The final bulging chapter, 'Tall Tales and Short Cons', contains a collective of feature routines. A number of these require certain specific conditions for their performance as they require lapping, angle palms etc. My personal favourites from this chapter, which can all be performed 'standing up surrounded', are 'Cloning Queens', in which single cards are visibly split into two, 'Gravity Travelers', an ingenious handling of the "twentieth century classic" 'four cards to pocket' sequence (ref. Stars of Magic) which utilises intelligent structure to do away with the usual challenging one handed top palm and 'Fired Up' a variant on Larry Becker and Kenton Knepper's marketed 'Kolossal Killer'. I found this last item of particular interest as I have previously published a version of the effect which was developed, along with Circle members Marc Paul and Andy Stone, during the Third Opus Isle of Man Congress. (Our version can be found in The Magicians' Yearbook 1997 published by Dynamic Fx.) Fans of this effect should check out Krenzel's version in this book which has the bonus of requiring a single regular deck.
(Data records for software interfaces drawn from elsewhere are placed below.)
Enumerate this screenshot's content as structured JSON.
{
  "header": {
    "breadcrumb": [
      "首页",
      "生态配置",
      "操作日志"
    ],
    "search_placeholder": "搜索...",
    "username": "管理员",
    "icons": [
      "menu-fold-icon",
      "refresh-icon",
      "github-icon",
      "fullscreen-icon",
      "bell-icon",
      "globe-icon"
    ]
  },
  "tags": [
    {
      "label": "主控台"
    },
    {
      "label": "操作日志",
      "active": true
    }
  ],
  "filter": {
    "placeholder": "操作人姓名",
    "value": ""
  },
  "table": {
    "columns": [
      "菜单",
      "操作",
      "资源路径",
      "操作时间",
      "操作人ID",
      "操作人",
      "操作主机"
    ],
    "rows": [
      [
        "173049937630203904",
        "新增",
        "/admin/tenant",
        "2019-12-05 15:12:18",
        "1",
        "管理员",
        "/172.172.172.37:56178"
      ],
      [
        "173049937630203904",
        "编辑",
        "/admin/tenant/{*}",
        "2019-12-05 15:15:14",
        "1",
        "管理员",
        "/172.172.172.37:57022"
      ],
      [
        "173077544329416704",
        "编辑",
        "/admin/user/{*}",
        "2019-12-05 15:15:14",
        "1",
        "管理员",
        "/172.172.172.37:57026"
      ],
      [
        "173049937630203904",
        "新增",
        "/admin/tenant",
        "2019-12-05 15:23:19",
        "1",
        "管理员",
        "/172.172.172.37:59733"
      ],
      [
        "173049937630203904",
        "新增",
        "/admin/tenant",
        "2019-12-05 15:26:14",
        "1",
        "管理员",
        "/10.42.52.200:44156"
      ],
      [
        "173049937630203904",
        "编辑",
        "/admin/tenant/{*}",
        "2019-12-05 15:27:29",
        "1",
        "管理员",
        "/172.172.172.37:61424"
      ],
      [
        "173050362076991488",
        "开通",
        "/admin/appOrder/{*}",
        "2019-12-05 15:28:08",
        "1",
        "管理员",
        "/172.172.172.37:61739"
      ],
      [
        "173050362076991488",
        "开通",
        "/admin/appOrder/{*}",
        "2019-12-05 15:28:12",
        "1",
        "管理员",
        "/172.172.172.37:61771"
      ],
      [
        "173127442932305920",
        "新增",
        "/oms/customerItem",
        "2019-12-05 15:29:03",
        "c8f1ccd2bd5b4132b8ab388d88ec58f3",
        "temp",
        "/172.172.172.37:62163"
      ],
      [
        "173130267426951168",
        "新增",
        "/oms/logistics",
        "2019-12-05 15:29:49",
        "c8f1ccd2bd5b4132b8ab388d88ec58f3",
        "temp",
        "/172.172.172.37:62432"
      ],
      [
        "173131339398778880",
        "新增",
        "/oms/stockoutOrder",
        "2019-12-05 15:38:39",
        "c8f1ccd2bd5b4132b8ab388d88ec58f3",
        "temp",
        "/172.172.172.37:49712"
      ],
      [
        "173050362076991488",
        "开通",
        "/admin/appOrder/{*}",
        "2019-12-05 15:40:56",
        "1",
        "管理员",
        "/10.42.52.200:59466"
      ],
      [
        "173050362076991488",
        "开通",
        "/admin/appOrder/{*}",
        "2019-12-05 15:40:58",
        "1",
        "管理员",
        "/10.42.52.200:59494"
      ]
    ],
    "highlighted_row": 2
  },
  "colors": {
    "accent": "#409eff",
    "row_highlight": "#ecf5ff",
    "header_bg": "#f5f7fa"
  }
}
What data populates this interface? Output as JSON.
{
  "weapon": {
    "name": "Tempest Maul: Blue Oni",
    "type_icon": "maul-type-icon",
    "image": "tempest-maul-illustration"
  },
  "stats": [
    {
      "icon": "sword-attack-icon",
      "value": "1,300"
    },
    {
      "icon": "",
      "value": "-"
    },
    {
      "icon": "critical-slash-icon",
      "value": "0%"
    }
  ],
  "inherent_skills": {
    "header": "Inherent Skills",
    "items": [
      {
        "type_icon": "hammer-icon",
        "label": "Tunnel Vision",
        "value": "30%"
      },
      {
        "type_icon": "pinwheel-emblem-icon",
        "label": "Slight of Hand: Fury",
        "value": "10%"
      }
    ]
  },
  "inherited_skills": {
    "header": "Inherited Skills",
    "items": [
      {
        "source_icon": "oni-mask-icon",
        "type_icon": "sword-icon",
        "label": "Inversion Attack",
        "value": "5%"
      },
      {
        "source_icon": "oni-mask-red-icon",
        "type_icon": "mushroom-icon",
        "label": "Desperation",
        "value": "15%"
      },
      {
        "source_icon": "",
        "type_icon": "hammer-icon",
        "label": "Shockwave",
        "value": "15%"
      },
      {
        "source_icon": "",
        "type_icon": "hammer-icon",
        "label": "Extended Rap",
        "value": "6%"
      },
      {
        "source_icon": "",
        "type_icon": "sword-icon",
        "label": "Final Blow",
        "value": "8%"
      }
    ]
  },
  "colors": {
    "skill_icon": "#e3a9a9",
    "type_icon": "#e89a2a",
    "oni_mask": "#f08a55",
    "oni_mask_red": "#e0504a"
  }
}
I enjoyed the ingenious thinking displayed in the magic in this book. However, the highlight for me was Krenzel's opening essay on Magical Magic, which maintained the high standard of intelligent writing featured in Hermetic Press' 1996 hits 'The Books of Wonder' and 'Card College Volume Two'. In a book packed with material that focuses upon the specific positions of props in the performer's - and spectators' - hands it is heartening to read at the outset "You are the most important ingredient in the art of making your magic magical. If you are an interesting, genuinely nice person, without hubris, who respects your audiences, then they will accept your offerings and willingly enter your magical wonderland....A mediocre musician may be technically adroit, but without 'soul' he can never capture the full beauty and spirit of the music as envisioned by its composer. Similarly, magicians who focus on dexterity and fail to develop presentational skills, especially those of spectator management, can never fully realize their potential as magical magicians."


Anthony Owen July 2000